Dataset rows describing interfaces
"""

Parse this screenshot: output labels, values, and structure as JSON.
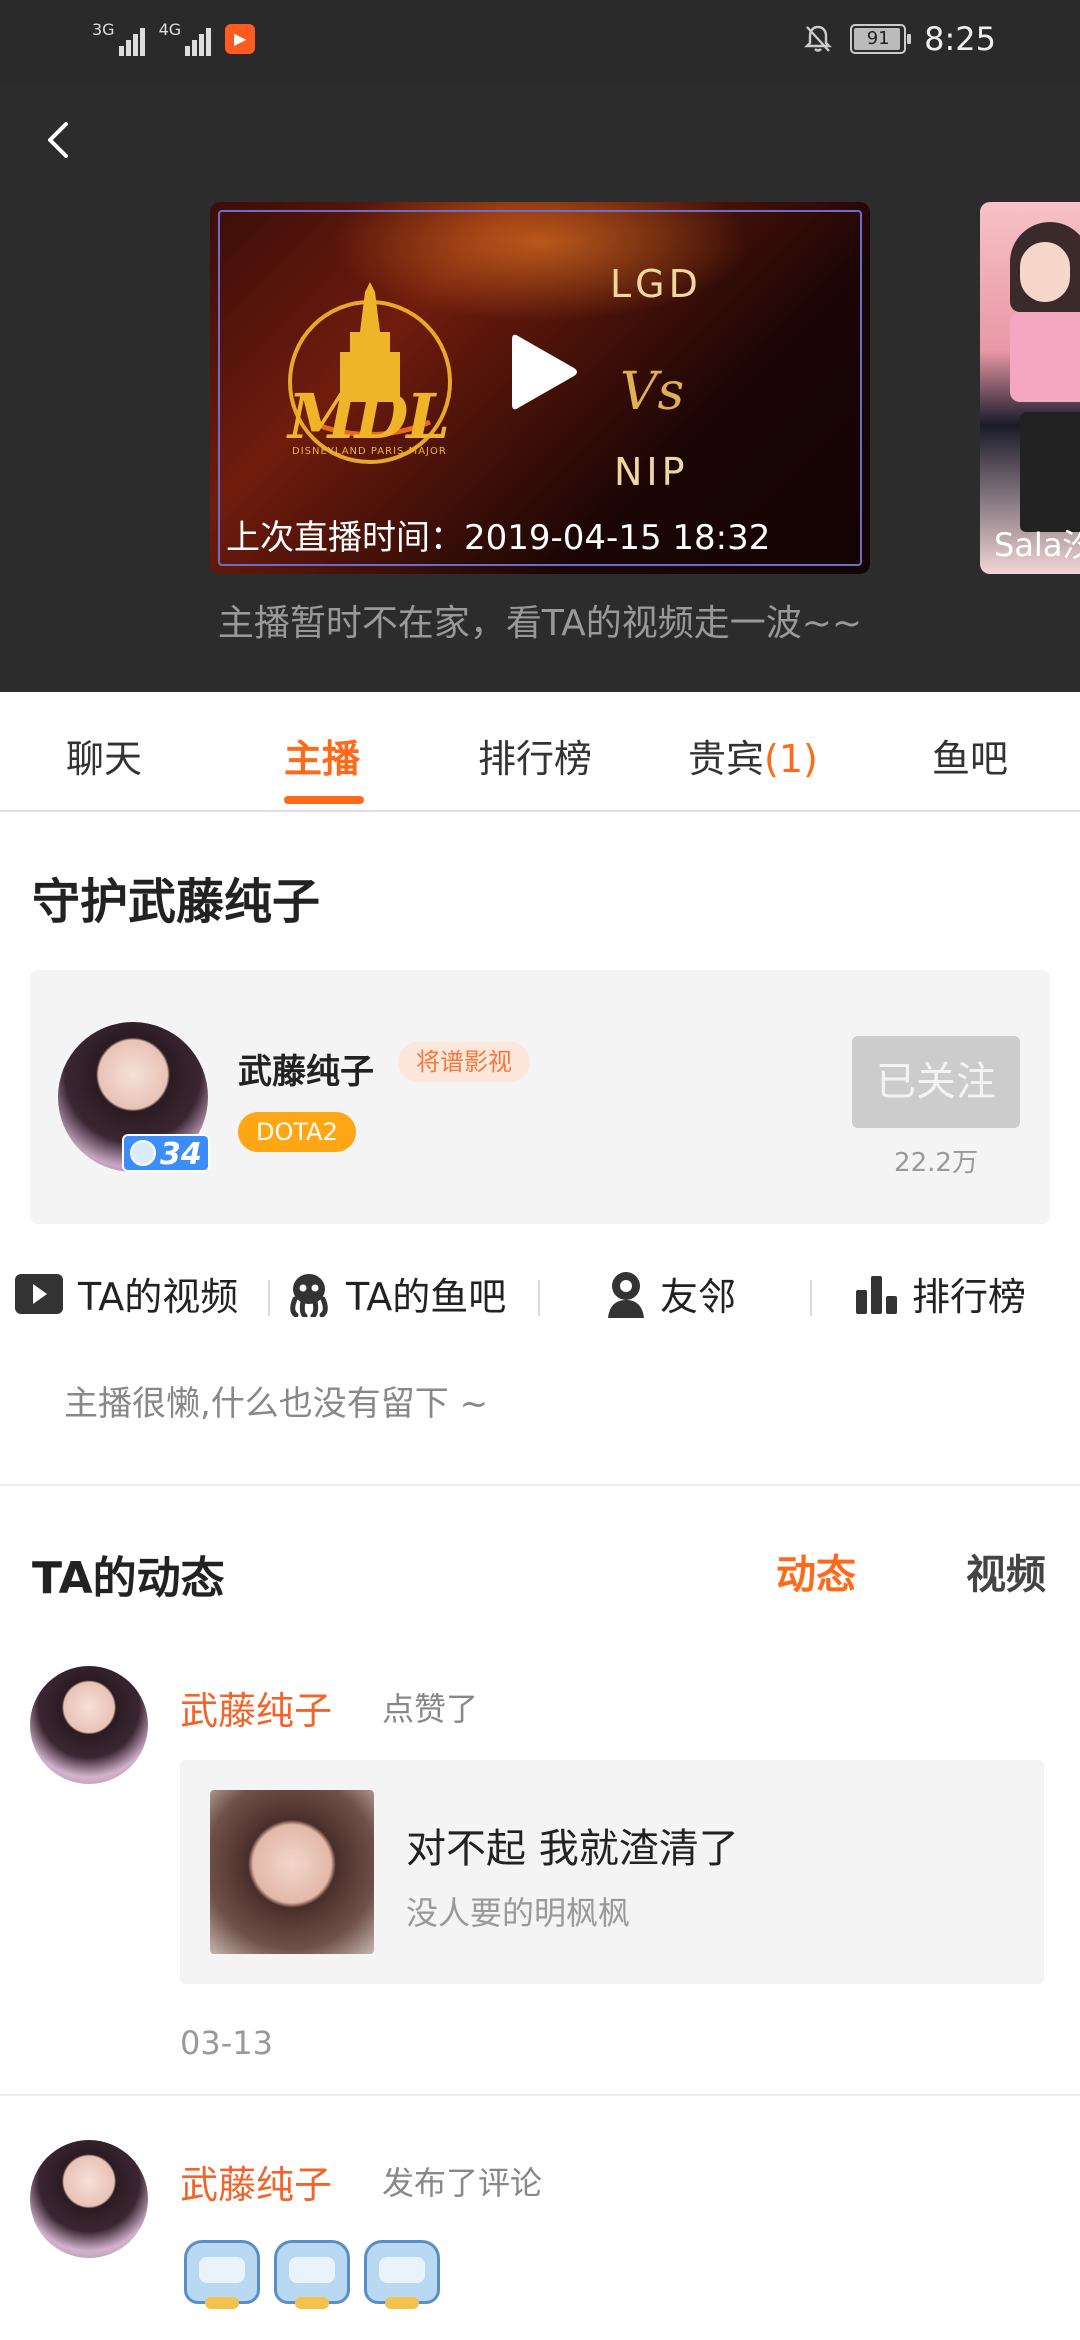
{
  "status_bar": {
    "net1": "3G",
    "net2": "4G",
    "app_icon": "play-icon",
    "battery": "91",
    "time": "8:25"
  },
  "hero": {
    "video": {
      "logo_text": "MDL",
      "logo_sub": "DISNEYLAND PARIS MAJOR",
      "team_top": "LGD",
      "vs": "Vs",
      "team_bottom": "NIP",
      "last_live": "上次直播时间：2019-04-15  18:32"
    },
    "side_thumb_name": "Sala汐",
    "offline_message": "主播暂时不在家，看TA的视频走一波~~"
  },
  "tabs": {
    "chat": "聊天",
    "anchor": "主播",
    "ranking": "排行榜",
    "vip": "贵宾",
    "vip_count": "(1)",
    "fishbar": "鱼吧"
  },
  "section_title": "守护武藤纯子",
  "anchor": {
    "name": "武藤纯子",
    "org": "将谱影视",
    "game": "DOTA2",
    "level": "34",
    "follow_label": "已关注",
    "followers": "22.2万"
  },
  "quick_links": {
    "videos": "TA的视频",
    "fishbar": "TA的鱼吧",
    "neighbors": "友邻",
    "ranking": "排行榜"
  },
  "bio": "主播很懒,什么也没有留下 ~",
  "feed": {
    "title": "TA的动态",
    "tab_dynamic": "动态",
    "tab_video": "视频",
    "items": [
      {
        "name": "武藤纯子",
        "action": "点赞了",
        "liked_title": "对不起 我就渣清了",
        "liked_author": "没人要的明枫枫",
        "date": "03-13"
      },
      {
        "name": "武藤纯子",
        "action": "发布了评论"
      }
    ]
  }
}
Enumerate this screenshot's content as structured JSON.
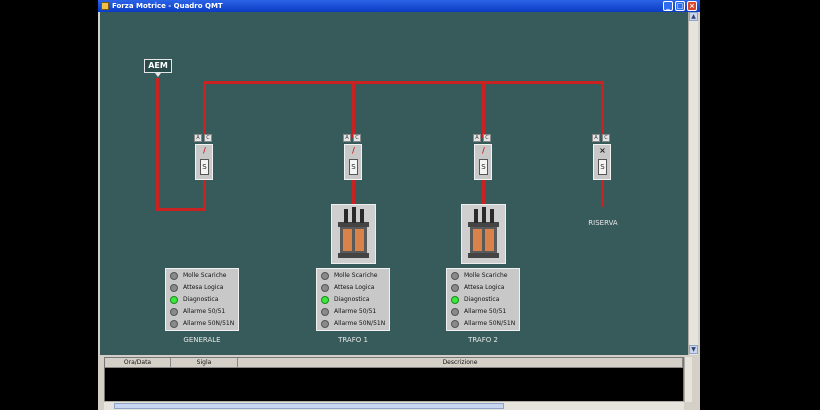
{
  "window": {
    "title": "Forza Motrice - Quadro QMT",
    "minimize_glyph": "_",
    "maximize_glyph": "□",
    "close_glyph": "×"
  },
  "scrollbar": {
    "up_glyph": "▲",
    "down_glyph": "▼"
  },
  "source": {
    "label": "AEM"
  },
  "switches": [
    {
      "btn_a": "A",
      "btn_b": "C",
      "mark": "/",
      "slot": "S"
    },
    {
      "btn_a": "A",
      "btn_b": "C",
      "mark": "/",
      "slot": "S"
    },
    {
      "btn_a": "A",
      "btn_b": "C",
      "mark": "/",
      "slot": "S"
    },
    {
      "btn_a": "A",
      "btn_b": "C",
      "mark": "×",
      "slot": "S"
    }
  ],
  "panels": [
    {
      "caption": "GENERALE",
      "rows": [
        {
          "label": "Molle Scariche",
          "status": "off"
        },
        {
          "label": "Attesa Logica",
          "status": "off"
        },
        {
          "label": "Diagnostica",
          "status": "on"
        },
        {
          "label": "Allarme 50/51",
          "status": "off"
        },
        {
          "label": "Allarme 50N/51N",
          "status": "off"
        }
      ]
    },
    {
      "caption": "TRAFO 1",
      "rows": [
        {
          "label": "Molle Scariche",
          "status": "off"
        },
        {
          "label": "Attesa Logica",
          "status": "off"
        },
        {
          "label": "Diagnostica",
          "status": "on"
        },
        {
          "label": "Allarme 50/51",
          "status": "off"
        },
        {
          "label": "Allarme 50N/51N",
          "status": "off"
        }
      ]
    },
    {
      "caption": "TRAFO 2",
      "rows": [
        {
          "label": "Molle Scariche",
          "status": "off"
        },
        {
          "label": "Attesa Logica",
          "status": "off"
        },
        {
          "label": "Diagnostica",
          "status": "on"
        },
        {
          "label": "Allarme 50/51",
          "status": "off"
        },
        {
          "label": "Allarme 50N/51N",
          "status": "off"
        }
      ]
    }
  ],
  "reserve": {
    "caption": "RISERVA"
  },
  "event_table": {
    "columns": [
      "Ora/Data",
      "Sigla",
      "Descrizione"
    ],
    "rows": []
  },
  "colors": {
    "background": "#375a5a",
    "busbar": "#c82222",
    "led_on": "#3ce83c",
    "led_off": "#8a8a8a"
  },
  "icons": {
    "transformer": "transformer-icon",
    "breaker": "breaker-icon",
    "led": "status-led-icon"
  }
}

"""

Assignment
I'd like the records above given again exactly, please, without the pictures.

Solution to this exercise
Parse this screenshot: output labels, values, and structure as JSON.
{
  "status_bar": {
    "net1": "3G",
    "net2": "4G",
    "app_icon": "play-icon",
    "battery": "91",
    "time": "8:25"
  },
  "hero": {
    "video": {
      "logo_text": "MDL",
      "logo_sub": "DISNEYLAND PARIS MAJOR",
      "team_top": "LGD",
      "vs": "Vs",
      "team_bottom": "NIP",
      "last_live": "上次直播时间：2019-04-15  18:32"
    },
    "side_thumb_name": "Sala汐",
    "offline_message": "主播暂时不在家，看TA的视频走一波~~"
  },
  "tabs": {
    "chat": "聊天",
    "anchor": "主播",
    "ranking": "排行榜",
    "vip": "贵宾",
    "vip_count": "(1)",
    "fishbar": "鱼吧"
  },
  "section_title": "守护武藤纯子",
  "anchor": {
    "name": "武藤纯子",
    "org": "将谱影视",
    "game": "DOTA2",
    "level": "34",
    "follow_label": "已关注",
    "followers": "22.2万"
  },
  "quick_links": {
    "videos": "TA的视频",
    "fishbar": "TA的鱼吧",
    "neighbors": "友邻",
    "ranking": "排行榜"
  },
  "bio": "主播很懒,什么也没有留下 ~",
  "feed": {
    "title": "TA的动态",
    "tab_dynamic": "动态",
    "tab_video": "视频",
    "items": [
      {
        "name": "武藤纯子",
        "action": "点赞了",
        "liked_title": "对不起 我就渣清了",
        "liked_author": "没人要的明枫枫",
        "date": "03-13"
      },
      {
        "name": "武藤纯子",
        "action": "发布了评论"
      }
    ]
  }
}
Enumerate this screenshot's content as structured JSON.
{
  "window": {
    "title": "Forza Motrice - Quadro QMT",
    "minimize_glyph": "_",
    "maximize_glyph": "□",
    "close_glyph": "×"
  },
  "scrollbar": {
    "up_glyph": "▲",
    "down_glyph": "▼"
  },
  "source": {
    "label": "AEM"
  },
  "switches": [
    {
      "btn_a": "A",
      "btn_b": "C",
      "mark": "/",
      "slot": "S"
    },
    {
      "btn_a": "A",
      "btn_b": "C",
      "mark": "/",
      "slot": "S"
    },
    {
      "btn_a": "A",
      "btn_b": "C",
      "mark": "/",
      "slot": "S"
    },
    {
      "btn_a": "A",
      "btn_b": "C",
      "mark": "×",
      "slot": "S"
    }
  ],
  "panels": [
    {
      "caption": "GENERALE",
      "rows": [
        {
          "label": "Molle Scariche",
          "status": "off"
        },
        {
          "label": "Attesa Logica",
          "status": "off"
        },
        {
          "label": "Diagnostica",
          "status": "on"
        },
        {
          "label": "Allarme 50/51",
          "status": "off"
        },
        {
          "label": "Allarme 50N/51N",
          "status": "off"
        }
      ]
    },
    {
      "caption": "TRAFO 1",
      "rows": [
        {
          "label": "Molle Scariche",
          "status": "off"
        },
        {
          "label": "Attesa Logica",
          "status": "off"
        },
        {
          "label": "Diagnostica",
          "status": "on"
        },
        {
          "label": "Allarme 50/51",
          "status": "off"
        },
        {
          "label": "Allarme 50N/51N",
          "status": "off"
        }
      ]
    },
    {
      "caption": "TRAFO 2",
      "rows": [
        {
          "label": "Molle Scariche",
          "status": "off"
        },
        {
          "label": "Attesa Logica",
          "status": "off"
        },
        {
          "label": "Diagnostica",
          "status": "on"
        },
        {
          "label": "Allarme 50/51",
          "status": "off"
        },
        {
          "label": "Allarme 50N/51N",
          "status": "off"
        }
      ]
    }
  ],
  "reserve": {
    "caption": "RISERVA"
  },
  "event_table": {
    "columns": [
      "Ora/Data",
      "Sigla",
      "Descrizione"
    ],
    "rows": []
  },
  "colors": {
    "background": "#375a5a",
    "busbar": "#c82222",
    "led_on": "#3ce83c",
    "led_off": "#8a8a8a"
  },
  "icons": {
    "transformer": "transformer-icon",
    "breaker": "breaker-icon",
    "led": "status-led-icon"
  }
}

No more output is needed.